Editor’s Note: On April 25, 2015 a magnitude 7.8 earthquake struck Nepal and the region around Mt. Everest killing over 9,000 people including at least 19 at base camp on the Nepali side of the mountain. SCARPA athlete and college professor Raphael Slawinski was on the peak’s northern base camp in China when the quake struck attempting a new alpine-style route up the mountain’s northeast face. Though the north side of Everest was relatively unscathed, the Chinese government promptly closed the mountain for climbing, ending his groundbreaking summit attempt.
Editor’s note: We are relieved to hear that SCARPA Ambassador Raphael Slawinski and his teammates are safe and sound on the north side of Everest, but our hearts ache for all the people in the region affected by this weekends earthquake. Chinese officials just announced that they have closed the north side of Everest to climbing. Here, Raphael shares his experience on the mountain during the quake and reflects on what’s to come.
This is the second report from SCARPA Athlete Raphael Slawinski, as he attempted to climb a new route on the North side of Mt. Everest.
Everest basecamp, April 16. I looked up from my laptop, distracted by a sound outside the yellow mess tent. It wasn’t the Buddhist chant that’d been playing all morning in the kitchen tent next door. No, it sounded like a four-wheel drive truck bumping over the cobbles. What, here in Everest basecamp at 5100 metres? Well, yes. The days of trekking into Chinese Base Camp (CBC) are gone. They’ve been made obsolete by a dirt track winding its way up the Rongbuk valley on the north side of Everest, all the way to where it’s blocked by moraines. Continue reading...
Editor’s Note: This spring, SCARPA Athlete Raphael Slawinski, winner of the 2014 Piolet d’Or for his K6 West expedition, has set his sight on a lofty goal—8,000 meters. And not just any 8,000-meter peak, Slawinski and his partners David Gottler and Daniel Bartsh are eyeing a new route on Mt. Everest. The team will acclimatize and climb this route in pure alpine style, without the assistance of oxygen, fixed ropes, or porters, over the next two months. And thanks to the technological marvels of the modern era like satellite internet and social media, you’ll be able to follow along on this expedition through semi-regular blog posts (like this one) and social media updates posted here and on our Facebook, Instagram, and Twitter accounts.
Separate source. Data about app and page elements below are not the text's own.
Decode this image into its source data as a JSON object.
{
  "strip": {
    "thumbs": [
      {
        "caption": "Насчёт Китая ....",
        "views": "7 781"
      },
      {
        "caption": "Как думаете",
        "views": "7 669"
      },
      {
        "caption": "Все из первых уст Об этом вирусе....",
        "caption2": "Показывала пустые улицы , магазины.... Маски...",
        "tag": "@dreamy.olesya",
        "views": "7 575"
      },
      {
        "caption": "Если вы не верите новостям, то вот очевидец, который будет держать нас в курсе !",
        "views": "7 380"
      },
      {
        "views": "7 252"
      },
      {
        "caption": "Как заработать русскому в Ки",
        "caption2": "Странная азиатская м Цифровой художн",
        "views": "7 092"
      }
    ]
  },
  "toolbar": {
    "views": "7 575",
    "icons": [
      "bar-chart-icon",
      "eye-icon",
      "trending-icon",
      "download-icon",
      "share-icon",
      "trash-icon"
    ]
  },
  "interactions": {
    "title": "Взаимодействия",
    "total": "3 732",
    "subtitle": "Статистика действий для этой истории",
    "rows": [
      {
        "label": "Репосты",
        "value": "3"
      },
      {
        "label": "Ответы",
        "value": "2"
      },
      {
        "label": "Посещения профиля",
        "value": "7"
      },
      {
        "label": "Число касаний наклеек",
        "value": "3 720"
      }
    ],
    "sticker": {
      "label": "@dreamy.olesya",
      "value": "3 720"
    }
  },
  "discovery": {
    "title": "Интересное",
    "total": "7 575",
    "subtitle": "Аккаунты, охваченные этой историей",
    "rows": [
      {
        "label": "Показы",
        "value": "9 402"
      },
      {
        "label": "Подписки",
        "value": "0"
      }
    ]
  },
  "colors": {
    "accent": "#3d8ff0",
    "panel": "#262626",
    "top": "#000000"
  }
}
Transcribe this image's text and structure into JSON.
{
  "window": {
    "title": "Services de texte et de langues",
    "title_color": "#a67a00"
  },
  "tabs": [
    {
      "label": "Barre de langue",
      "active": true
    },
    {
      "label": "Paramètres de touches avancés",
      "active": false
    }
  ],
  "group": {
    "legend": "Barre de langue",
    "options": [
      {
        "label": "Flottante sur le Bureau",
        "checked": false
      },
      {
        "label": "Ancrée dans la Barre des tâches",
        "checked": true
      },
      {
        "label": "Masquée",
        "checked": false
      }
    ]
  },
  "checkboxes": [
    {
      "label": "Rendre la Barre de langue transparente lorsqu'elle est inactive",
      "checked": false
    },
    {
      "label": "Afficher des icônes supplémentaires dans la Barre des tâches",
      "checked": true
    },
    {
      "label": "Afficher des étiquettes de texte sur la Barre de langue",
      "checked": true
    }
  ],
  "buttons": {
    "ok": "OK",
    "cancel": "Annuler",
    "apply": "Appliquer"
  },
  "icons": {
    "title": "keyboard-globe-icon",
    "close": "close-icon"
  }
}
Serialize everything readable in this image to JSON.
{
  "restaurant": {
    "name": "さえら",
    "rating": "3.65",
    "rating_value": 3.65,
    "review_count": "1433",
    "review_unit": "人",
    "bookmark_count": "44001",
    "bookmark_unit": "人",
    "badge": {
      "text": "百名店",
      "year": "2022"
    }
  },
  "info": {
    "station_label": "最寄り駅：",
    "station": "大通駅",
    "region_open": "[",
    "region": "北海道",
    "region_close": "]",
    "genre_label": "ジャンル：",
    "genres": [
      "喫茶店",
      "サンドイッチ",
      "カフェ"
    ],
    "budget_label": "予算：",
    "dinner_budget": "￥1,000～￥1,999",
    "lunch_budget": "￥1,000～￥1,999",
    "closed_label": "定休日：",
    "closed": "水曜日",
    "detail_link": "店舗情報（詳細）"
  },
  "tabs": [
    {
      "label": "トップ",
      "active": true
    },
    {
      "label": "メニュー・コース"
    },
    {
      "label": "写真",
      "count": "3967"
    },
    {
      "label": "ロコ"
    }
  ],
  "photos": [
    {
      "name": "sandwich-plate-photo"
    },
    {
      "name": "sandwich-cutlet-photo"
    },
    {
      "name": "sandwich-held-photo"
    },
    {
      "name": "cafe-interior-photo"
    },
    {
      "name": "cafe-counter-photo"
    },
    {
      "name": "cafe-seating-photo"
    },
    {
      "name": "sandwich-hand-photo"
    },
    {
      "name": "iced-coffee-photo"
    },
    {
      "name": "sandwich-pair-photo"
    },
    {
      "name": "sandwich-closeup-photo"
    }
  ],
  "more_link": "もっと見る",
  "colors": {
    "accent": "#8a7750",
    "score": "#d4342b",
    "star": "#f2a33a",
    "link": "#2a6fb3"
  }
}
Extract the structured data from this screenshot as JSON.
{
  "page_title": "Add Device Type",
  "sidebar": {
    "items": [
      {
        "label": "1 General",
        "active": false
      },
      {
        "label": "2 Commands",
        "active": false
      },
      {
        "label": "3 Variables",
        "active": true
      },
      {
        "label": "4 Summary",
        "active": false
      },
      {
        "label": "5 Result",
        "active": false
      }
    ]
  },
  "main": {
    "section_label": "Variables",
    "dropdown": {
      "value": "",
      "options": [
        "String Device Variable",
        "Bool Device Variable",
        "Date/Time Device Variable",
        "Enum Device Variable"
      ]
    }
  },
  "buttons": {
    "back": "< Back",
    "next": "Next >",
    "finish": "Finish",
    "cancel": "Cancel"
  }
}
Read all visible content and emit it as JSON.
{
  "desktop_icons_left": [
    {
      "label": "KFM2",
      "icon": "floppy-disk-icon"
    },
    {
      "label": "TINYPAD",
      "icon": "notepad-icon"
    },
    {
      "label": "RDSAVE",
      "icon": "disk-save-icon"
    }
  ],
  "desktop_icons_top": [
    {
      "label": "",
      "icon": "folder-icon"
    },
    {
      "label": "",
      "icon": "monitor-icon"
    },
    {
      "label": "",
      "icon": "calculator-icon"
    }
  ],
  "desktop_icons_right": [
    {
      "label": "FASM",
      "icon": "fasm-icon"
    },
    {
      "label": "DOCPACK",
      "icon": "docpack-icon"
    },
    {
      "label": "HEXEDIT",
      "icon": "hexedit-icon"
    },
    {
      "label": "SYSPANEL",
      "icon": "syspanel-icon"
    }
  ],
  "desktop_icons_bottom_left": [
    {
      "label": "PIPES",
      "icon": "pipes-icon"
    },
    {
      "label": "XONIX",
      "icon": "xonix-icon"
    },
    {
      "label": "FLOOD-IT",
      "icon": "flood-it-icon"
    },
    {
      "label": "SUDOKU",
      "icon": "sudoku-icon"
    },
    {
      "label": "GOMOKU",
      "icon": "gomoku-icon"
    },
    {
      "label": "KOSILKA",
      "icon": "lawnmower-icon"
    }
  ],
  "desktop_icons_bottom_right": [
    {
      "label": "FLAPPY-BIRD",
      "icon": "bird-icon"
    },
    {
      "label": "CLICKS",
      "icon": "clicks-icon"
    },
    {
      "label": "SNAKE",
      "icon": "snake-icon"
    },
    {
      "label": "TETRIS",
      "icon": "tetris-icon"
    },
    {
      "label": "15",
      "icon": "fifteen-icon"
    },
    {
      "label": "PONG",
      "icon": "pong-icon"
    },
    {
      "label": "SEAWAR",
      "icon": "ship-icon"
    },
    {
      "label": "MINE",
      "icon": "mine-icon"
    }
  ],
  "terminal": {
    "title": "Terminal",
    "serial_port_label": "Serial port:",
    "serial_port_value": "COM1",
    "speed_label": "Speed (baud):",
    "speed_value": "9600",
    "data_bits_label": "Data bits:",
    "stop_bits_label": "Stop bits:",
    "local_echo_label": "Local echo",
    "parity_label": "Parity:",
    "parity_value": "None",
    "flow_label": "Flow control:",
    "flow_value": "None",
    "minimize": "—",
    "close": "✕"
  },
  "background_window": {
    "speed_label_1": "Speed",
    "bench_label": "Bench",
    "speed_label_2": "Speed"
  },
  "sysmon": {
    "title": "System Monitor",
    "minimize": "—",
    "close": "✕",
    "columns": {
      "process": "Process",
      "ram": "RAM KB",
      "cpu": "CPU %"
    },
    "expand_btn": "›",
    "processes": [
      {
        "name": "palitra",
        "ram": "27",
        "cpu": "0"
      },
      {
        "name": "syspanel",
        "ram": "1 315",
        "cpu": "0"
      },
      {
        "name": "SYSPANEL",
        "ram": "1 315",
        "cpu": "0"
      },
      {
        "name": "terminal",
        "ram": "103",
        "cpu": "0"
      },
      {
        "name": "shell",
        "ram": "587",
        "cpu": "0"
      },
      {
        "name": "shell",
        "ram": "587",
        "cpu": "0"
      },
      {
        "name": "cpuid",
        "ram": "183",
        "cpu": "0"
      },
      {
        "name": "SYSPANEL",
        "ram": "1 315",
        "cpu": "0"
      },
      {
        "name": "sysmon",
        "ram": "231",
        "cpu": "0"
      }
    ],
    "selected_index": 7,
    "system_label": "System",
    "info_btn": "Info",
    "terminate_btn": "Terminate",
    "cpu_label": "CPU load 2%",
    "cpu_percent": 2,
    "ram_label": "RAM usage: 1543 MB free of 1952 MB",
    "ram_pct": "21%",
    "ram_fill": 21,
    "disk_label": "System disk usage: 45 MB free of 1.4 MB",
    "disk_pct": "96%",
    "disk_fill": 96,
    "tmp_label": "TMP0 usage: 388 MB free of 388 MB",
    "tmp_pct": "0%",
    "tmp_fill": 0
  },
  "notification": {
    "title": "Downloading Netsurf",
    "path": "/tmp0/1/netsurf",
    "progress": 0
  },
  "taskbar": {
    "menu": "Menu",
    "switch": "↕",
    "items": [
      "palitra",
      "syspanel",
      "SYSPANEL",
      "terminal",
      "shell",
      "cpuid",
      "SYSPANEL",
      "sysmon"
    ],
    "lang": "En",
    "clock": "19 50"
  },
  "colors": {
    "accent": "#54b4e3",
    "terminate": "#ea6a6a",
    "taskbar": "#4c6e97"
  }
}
Continue reading...
It’s officially December 5th, which means the First Friday Film Fest is back! Scroll through this month’s collection of videos featuring our athletes pushing their limits on rock, snow and ice.
Working for the Weekend
SCARPA’s newest ski athlete (and full time lawyer in Portland, ME) Ben Leoni is featured in a web series about weekend warriors backcountry skiing out East.
Exposure Vol II. featuring Alex Puccio
Exposure Vol. II follows athletes Alex Puccio, Daniel Woods, Jimmy Webb, Alex Megos, and Dmitry Sharafutdinov as they push both their own personal limits and the limits of climbing. Continue reading...
Raphael Slawinski doesn’t take his students climbing. He’s happier teaching them the first law of thermodynamics or quantum mechanics in his Calgary classroom. If they’re having a hard time in class, chances are they might have a harder time keeping up with their professor in the hills. The Polish-born physicist also happens to be a world-class alpinist, though he’d still call himself a weekend warrior. We were able to get a moment of his time before the semester starts to ask a few questions about maintaining a career in science, while tempting the laws of physics in his spare time.
Even though your father was a climber in Poland, you didn’t take in on until your family moved to Canada when you were a teenager. How come? It wasn’t until we moved to Calgary that I was living close to the mountains. Before that we lived in places like Warsaw and Paris, not exactly climbing destinations. But even so I did not take to climbing right away. Ironically it was moving away to Chicago to go to graduate school that made me realize how important mountains and climbing had become to me.
Your mother is also a physicist and your father is a geologist. Has science always been a passion for you? Why? I suppose having both parents be scientists made me aware from early on that science wasn’t just something you took at school and then promptly forgot, but that it was something you could do your whole life. I think my fascination with science started with astronomy. Not so much looking through a telescope, but thinking about the incredible things out there, the vastness of space just beyond Earth’s atmosphere. Continue reading...
In our ongoing coverage of bad-asses and freaks of nature, check out this video of SCARPA team member Raphael Slawinski, who recently climbed a bolt-less new route called The Peach in his backyard of the Canadian Rockies. Alpinist just posted a short report on the climb and Slawinski has more beta on his blog.
According to Slawinski, “it’s fun to go out on easy days … but … after an easy day, I’m left wanting.”
Second go at The Peach from Wiktor Skupinski on Vimeo.
Check out this video of SCARPA team member Raphael Slawinski and Joshua Levigne getting after it on Mt. Cromwell.
Mt. Cromwell Elzinga/Miller in a day from alpinesummits on Vimeo.